Objectives: To assess the utility of a combined neuroimaging approach in the follow up of patients affected by systemic lupus erythematosus (SLE) with and without neuropsychiatric (NP) involvement.
Methods: Patients who underwent a first combined brain conventional magnetic resonance imaging (cMRI) and single photon emission computed tomography (SPECT) and later repeated the same examinations between 2001 and 2008 were retrieved from a large database. Clinical and neuroimaging data were analysed and their relationships evaluated at baseline and at follow up.
Results: Fifty SLE patients (38 with and 12 without NP involvement, mean age 36.8 yrs and mean disease duration at first instrumental evaluation 5.5 yrs) were enrolled. At baseline, the majority of them had a diffuse pattern of NP involvement. After a mean follow up period of 4 years all patients repeated neuroimaging and clinical evaluation. In 23 patients (22 with and 1 without NP manifestations at baseline) a new NP event occurred. Overall, neuroimaging remained unchanged or improved, but in some cases it worsened. No correlations were found between instrumental findings and clinical picture.
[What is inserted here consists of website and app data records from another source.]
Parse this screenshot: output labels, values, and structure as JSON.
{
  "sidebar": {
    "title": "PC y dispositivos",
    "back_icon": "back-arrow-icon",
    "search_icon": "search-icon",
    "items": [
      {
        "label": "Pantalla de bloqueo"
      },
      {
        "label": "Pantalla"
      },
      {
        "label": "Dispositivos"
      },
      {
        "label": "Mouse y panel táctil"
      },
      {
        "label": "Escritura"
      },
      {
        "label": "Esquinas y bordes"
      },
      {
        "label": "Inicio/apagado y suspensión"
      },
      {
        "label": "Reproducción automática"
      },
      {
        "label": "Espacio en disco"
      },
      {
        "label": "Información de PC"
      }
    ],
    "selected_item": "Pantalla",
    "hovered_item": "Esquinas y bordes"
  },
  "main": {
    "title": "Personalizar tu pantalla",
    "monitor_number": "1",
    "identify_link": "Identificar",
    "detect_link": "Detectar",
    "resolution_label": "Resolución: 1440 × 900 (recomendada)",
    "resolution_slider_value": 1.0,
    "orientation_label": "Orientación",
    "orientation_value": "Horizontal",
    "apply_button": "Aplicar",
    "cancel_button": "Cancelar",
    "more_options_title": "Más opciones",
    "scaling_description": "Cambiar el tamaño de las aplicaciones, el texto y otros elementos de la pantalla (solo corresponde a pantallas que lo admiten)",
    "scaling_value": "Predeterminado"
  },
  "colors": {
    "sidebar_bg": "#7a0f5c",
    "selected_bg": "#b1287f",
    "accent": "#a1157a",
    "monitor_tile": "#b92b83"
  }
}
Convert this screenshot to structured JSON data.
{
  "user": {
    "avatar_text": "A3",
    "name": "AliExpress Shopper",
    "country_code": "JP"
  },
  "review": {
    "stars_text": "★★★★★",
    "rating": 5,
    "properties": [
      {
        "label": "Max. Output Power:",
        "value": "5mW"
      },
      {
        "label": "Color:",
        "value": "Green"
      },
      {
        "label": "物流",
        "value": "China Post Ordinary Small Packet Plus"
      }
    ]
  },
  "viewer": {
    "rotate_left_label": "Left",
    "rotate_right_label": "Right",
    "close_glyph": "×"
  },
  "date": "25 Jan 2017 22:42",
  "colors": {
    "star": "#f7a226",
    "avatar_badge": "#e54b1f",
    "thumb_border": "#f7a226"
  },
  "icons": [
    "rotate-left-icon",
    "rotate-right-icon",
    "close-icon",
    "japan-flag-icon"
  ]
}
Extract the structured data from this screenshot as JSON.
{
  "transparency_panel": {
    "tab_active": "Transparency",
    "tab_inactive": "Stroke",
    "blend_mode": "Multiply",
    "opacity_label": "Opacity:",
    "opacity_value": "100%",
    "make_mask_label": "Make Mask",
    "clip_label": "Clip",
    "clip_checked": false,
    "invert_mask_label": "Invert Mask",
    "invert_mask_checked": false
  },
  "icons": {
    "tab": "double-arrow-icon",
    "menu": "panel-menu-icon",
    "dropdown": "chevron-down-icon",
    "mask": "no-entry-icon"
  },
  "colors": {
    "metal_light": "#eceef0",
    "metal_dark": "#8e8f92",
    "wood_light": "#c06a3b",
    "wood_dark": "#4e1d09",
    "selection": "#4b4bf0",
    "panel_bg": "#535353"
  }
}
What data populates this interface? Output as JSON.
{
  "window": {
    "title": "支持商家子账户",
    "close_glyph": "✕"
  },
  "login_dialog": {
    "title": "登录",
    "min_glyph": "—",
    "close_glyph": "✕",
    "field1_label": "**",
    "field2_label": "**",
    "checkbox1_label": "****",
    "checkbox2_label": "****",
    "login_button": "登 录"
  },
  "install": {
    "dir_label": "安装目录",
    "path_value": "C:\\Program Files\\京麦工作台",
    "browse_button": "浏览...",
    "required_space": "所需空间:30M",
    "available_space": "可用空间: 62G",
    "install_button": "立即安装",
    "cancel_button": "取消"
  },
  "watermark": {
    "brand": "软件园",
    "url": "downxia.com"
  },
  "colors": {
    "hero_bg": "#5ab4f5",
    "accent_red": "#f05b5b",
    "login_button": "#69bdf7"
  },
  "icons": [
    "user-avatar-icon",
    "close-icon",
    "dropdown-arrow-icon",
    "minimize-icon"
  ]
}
Conclusions: In this study, the clinical features at baseline appeared to be a better predictor of future NP events than morphological and functional neuroimaging. Therefore the utility of repeating a combined instrumental evaluation (cMRI and SPECT) may be debatable especially for patients with diffuse NP involvement where the decision to perform serial combined neuroimaging examinations should be carefully assessed and based mainly on clinical judgement.